### ENTRIES SHOWN
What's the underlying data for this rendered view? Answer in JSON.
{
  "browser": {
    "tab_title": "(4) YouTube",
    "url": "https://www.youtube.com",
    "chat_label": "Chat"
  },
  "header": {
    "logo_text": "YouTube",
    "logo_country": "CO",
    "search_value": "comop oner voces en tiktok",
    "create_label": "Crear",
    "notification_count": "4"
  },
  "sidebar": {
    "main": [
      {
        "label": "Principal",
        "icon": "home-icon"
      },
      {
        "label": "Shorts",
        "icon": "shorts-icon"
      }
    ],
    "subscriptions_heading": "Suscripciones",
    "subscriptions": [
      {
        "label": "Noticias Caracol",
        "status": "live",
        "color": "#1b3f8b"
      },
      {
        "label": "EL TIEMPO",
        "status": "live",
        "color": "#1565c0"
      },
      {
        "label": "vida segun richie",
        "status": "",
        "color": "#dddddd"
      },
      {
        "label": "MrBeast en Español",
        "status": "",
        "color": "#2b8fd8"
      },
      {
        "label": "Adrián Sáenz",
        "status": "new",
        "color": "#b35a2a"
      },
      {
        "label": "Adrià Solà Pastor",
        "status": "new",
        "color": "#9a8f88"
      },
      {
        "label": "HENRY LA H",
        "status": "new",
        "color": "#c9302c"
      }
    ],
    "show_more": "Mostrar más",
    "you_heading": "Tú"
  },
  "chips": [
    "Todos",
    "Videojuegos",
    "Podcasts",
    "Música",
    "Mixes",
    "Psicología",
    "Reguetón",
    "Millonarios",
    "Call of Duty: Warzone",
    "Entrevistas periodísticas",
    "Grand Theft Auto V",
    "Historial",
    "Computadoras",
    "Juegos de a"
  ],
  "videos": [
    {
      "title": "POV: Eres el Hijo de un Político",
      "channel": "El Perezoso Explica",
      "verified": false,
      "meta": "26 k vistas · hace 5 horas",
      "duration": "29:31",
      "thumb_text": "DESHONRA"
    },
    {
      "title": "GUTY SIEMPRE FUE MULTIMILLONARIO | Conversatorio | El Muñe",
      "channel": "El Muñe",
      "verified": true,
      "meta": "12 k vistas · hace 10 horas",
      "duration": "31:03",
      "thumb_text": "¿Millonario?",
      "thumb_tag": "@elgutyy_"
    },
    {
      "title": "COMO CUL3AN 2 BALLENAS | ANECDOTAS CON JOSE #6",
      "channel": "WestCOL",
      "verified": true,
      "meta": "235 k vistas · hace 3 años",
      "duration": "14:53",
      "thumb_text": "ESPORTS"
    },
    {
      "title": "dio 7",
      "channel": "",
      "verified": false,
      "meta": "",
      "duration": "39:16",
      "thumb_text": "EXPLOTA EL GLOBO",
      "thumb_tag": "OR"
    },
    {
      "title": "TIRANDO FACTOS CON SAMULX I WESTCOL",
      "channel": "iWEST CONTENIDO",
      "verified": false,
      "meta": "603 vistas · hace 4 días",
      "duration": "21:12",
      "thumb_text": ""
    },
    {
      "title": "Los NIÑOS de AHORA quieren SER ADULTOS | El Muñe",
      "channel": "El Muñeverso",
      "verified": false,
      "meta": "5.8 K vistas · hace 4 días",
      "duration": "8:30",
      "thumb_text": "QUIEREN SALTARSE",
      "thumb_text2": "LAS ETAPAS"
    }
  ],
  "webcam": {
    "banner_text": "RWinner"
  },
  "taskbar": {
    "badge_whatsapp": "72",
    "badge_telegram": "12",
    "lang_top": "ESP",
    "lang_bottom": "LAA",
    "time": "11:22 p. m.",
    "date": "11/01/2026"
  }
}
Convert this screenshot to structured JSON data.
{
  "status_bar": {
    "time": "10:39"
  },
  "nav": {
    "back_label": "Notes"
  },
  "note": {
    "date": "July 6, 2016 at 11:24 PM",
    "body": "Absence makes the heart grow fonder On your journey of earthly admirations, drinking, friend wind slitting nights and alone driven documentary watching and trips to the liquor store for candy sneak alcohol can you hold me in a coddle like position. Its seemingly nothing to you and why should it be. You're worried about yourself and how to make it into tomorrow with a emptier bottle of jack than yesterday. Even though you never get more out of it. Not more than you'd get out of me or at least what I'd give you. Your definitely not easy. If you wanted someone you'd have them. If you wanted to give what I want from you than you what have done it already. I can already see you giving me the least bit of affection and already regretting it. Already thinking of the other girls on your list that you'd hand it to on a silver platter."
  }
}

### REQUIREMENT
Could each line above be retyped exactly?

### RESULT FOR THIS EXERCISE
What's the underlying data for this rendered view? Answer in JSON.
{
  "browser": {
    "tab_title": "(4) YouTube",
    "url": "https://www.youtube.com",
    "chat_label": "Chat"
  },
  "header": {
    "logo_text": "YouTube",
    "logo_country": "CO",
    "search_value": "comop oner voces en tiktok",
    "create_label": "Crear",
    "notification_count": "4"
  },
  "sidebar": {
    "main": [
      {
        "label": "Principal",
        "icon": "home-icon"
      },
      {
        "label": "Shorts",
        "icon": "shorts-icon"
      }
    ],
    "subscriptions_heading": "Suscripciones",
    "subscriptions": [
      {
        "label": "Noticias Caracol",
        "status": "live",
        "color": "#1b3f8b"
      },
      {
        "label": "EL TIEMPO",
        "status": "live",
        "color": "#1565c0"
      },
      {
        "label": "vida segun richie",
        "status": "",
        "color": "#dddddd"
      },
      {
        "label": "MrBeast en Español",
        "status": "",
        "color": "#2b8fd8"
      },
      {
        "label": "Adrián Sáenz",
        "status": "new",
        "color": "#b35a2a"
      },
      {
        "label": "Adrià Solà Pastor",
        "status": "new",
        "color": "#9a8f88"
      },
      {
        "label": "HENRY LA H",
        "status": "new",
        "color": "#c9302c"
      }
    ],
    "show_more": "Mostrar más",
    "you_heading": "Tú"
  },
  "chips": [
    "Todos",
    "Videojuegos",
    "Podcasts",
    "Música",
    "Mixes",
    "Psicología",
    "Reguetón",
    "Millonarios",
    "Call of Duty: Warzone",
    "Entrevistas periodísticas",
    "Grand Theft Auto V",
    "Historial",
    "Computadoras",
    "Juegos de a"
  ],
  "videos": [
    {
      "title": "POV: Eres el Hijo de un Político",
      "channel": "El Perezoso Explica",
      "verified": false,
      "meta": "26 k vistas · hace 5 horas",
      "duration": "29:31",
      "thumb_text": "DESHONRA"
    },
    {
      "title": "GUTY SIEMPRE FUE MULTIMILLONARIO | Conversatorio | El Muñe",
      "channel": "El Muñe",
      "verified": true,
      "meta": "12 k vistas · hace 10 horas",
      "duration": "31:03",
      "thumb_text": "¿Millonario?",
      "thumb_tag": "@elgutyy_"
    },
    {
      "title": "COMO CUL3AN 2 BALLENAS | ANECDOTAS CON JOSE #6",
      "channel": "WestCOL",
      "verified": true,
      "meta": "235 k vistas · hace 3 años",
      "duration": "14:53",
      "thumb_text": "ESPORTS"
    },
    {
      "title": "dio 7",
      "channel": "",
      "verified": false,
      "meta": "",
      "duration": "39:16",
      "thumb_text": "EXPLOTA EL GLOBO",
      "thumb_tag": "OR"
    },
    {
      "title": "TIRANDO FACTOS CON SAMULX I WESTCOL",
      "channel": "iWEST CONTENIDO",
      "verified": false,
      "meta": "603 vistas · hace 4 días",
      "duration": "21:12",
      "thumb_text": ""
    },
    {
      "title": "Los NIÑOS de AHORA quieren SER ADULTOS | El Muñe",
      "channel": "El Muñeverso",
      "verified": false,
      "meta": "5.8 K vistas · hace 4 días",
      "duration": "8:30",
      "thumb_text": "QUIEREN SALTARSE",
      "thumb_text2": "LAS ETAPAS"
    }
  ],
  "webcam": {
    "banner_text": "RWinner"
  },
  "taskbar": {
    "badge_whatsapp": "72",
    "badge_telegram": "12",
    "lang_top": "ESP",
    "lang_bottom": "LAA",
    "time": "11:22 p. m.",
    "date": "11/01/2026"
  }
}
Convert this screenshot to structured JSON data.
{
  "status_bar": {
    "time": "10:39"
  },
  "nav": {
    "back_label": "Notes"
  },
  "note": {
    "date": "July 6, 2016 at 11:24 PM",
    "body": "Absence makes the heart grow fonder On your journey of earthly admirations, drinking, friend wind slitting nights and alone driven documentary watching and trips to the liquor store for candy sneak alcohol can you hold me in a coddle like position. Its seemingly nothing to you and why should it be. You're worried about yourself and how to make it into tomorrow with a emptier bottle of jack than yesterday. Even though you never get more out of it. Not more than you'd get out of me or at least what I'd give you. Your definitely not easy. If you wanted someone you'd have them. If you wanted to give what I want from you than you what have done it already. I can already see you giving me the least bit of affection and already regretting it. Already thinking of the other girls on your list that you'd hand it to on a silver platter."
  }
}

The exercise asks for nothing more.